Excerpts from an interface dataset:

+===+

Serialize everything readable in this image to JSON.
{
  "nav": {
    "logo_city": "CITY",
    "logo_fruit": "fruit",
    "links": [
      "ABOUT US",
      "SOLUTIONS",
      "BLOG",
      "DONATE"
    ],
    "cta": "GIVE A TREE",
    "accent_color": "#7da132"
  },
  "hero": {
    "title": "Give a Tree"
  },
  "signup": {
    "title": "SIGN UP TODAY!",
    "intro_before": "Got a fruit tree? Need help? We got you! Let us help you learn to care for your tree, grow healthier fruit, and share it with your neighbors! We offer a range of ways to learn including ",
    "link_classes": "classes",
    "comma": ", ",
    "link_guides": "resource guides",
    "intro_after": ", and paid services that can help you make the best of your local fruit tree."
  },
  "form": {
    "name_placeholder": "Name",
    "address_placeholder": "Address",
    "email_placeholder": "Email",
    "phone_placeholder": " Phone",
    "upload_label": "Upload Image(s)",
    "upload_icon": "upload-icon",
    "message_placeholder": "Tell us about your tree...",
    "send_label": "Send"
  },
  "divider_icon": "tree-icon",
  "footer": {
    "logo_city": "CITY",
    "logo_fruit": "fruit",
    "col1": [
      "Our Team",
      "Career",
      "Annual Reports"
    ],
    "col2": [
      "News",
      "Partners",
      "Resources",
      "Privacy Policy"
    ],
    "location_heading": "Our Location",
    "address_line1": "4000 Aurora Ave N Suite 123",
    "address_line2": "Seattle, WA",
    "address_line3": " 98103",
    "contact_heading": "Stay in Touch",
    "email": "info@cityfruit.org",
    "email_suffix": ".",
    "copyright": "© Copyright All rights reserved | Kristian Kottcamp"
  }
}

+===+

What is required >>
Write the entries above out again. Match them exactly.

Result below >>
Serialize everything readable in this image to JSON.
{
  "nav": {
    "logo_city": "CITY",
    "logo_fruit": "fruit",
    "links": [
      "ABOUT US",
      "SOLUTIONS",
      "BLOG",
      "DONATE"
    ],
    "cta": "GIVE A TREE",
    "accent_color": "#7da132"
  },
  "hero": {
    "title": "Give a Tree"
  },
  "signup": {
    "title": "SIGN UP TODAY!",
    "intro_before": "Got a fruit tree? Need help? We got you! Let us help you learn to care for your tree, grow healthier fruit, and share it with your neighbors! We offer a range of ways to learn including ",
    "link_classes": "classes",
    "comma": ", ",
    "link_guides": "resource guides",
    "intro_after": ", and paid services that can help you make the best of your local fruit tree."
  },
  "form": {
    "name_placeholder": "Name",
    "address_placeholder": "Address",
    "email_placeholder": "Email",
    "phone_placeholder": " Phone",
    "upload_label": "Upload Image(s)",
    "upload_icon": "upload-icon",
    "message_placeholder": "Tell us about your tree...",
    "send_label": "Send"
  },
  "divider_icon": "tree-icon",
  "footer": {
    "logo_city": "CITY",
    "logo_fruit": "fruit",
    "col1": [
      "Our Team",
      "Career",
      "Annual Reports"
    ],
    "col2": [
      "News",
      "Partners",
      "Resources",
      "Privacy Policy"
    ],
    "location_heading": "Our Location",
    "address_line1": "4000 Aurora Ave N Suite 123",
    "address_line2": "Seattle, WA",
    "address_line3": " 98103",
    "contact_heading": "Stay in Touch",
    "email": "info@cityfruit.org",
    "email_suffix": ".",
    "copyright": "© Copyright All rights reserved | Kristian Kottcamp"
  }
}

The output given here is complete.